In spite of the precise amount, we can say that at a minimum, the reason why women live so much longer than men today, Classicalmusicmp3freedownload.com/ja/index.php?title=%E5%88%A9%E7%94%A8%E8%80%85:Jamaal20Q086, www.poetmuseum.com, but not in the past, has to do with the fact that some significant non-biological elements have changed. These are the factors that are changing. Some are well known and relatively straightforward, like the fact that men smoke more often. Some are more complex. For example, there is evidence that in rich countries the female advantage increased in part because infectious diseases used to affect women disproportionately a century ago, so advances in medicine that reduced the long-term health burden from infectious diseases, especially for survivors, ended up raising women’s longevity disproportionately.
Everywhere in the world women tend to live longer than men
The first chart below shows life expectancy at birth for men and women. As we can see, all countries are above the diagonal line of parity – which means that in every country the newborn girl is likely to live longer than a new boy.1
This graph shows that although there is a women’s advantage everywhere, cross-country differences could be significant. In Russia women live 10 years longer than males. In Bhutan the difference is only half a year.
In rich countries the advantage of women in longevity was previously smaller.
We will now examine the way that female advantages in life expectancy has changed over time. The chart below illustrates the male and female life expectancies at the time of birth in the US between 1790-2014. Two distinct features stand out.
There is an upward trend. and women in the US live a lot, much longer than they did a century ago. This is in line with historical increases in life expectancy everywhere in the world.
And second, there is an increase in the gap between men and women: female advantage in life expectancy used to be very modest but it increased substantially over the course of the last century.

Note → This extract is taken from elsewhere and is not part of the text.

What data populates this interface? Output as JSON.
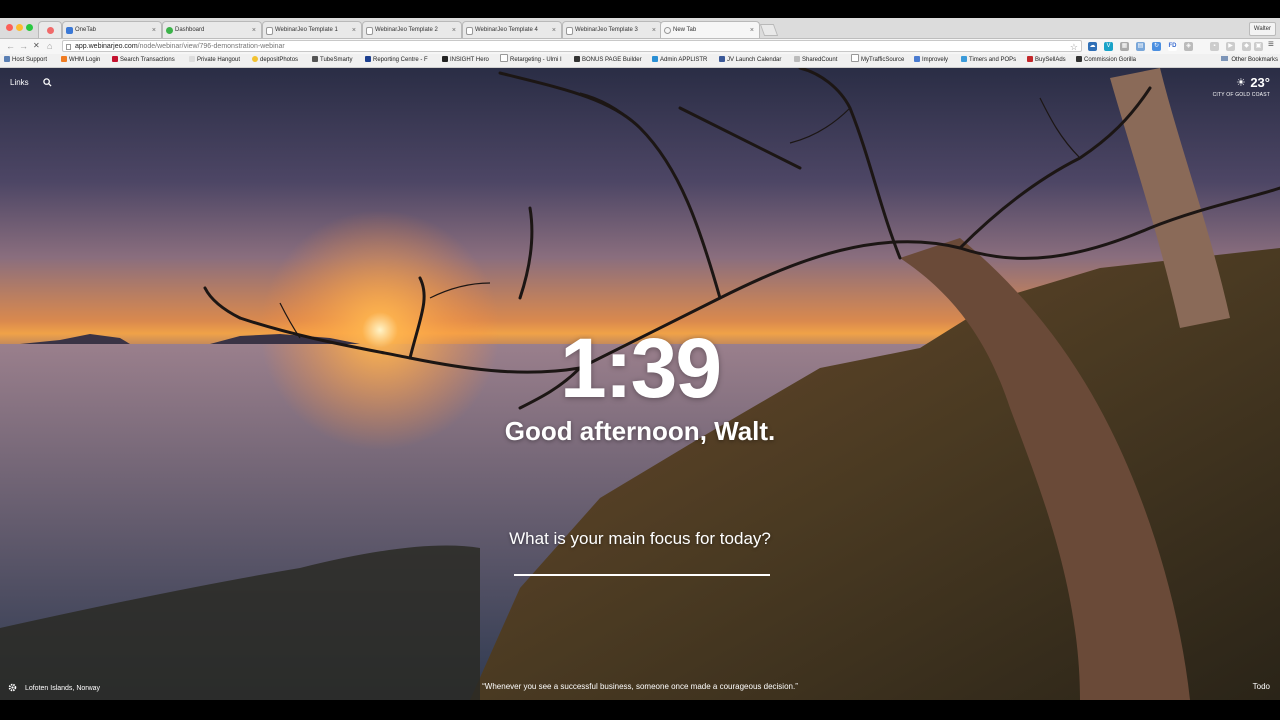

Using the option ‘Change country by country’ in the chart, you are able to confirm that the two points apply to other countries that have available data: Sweden, France and the UK.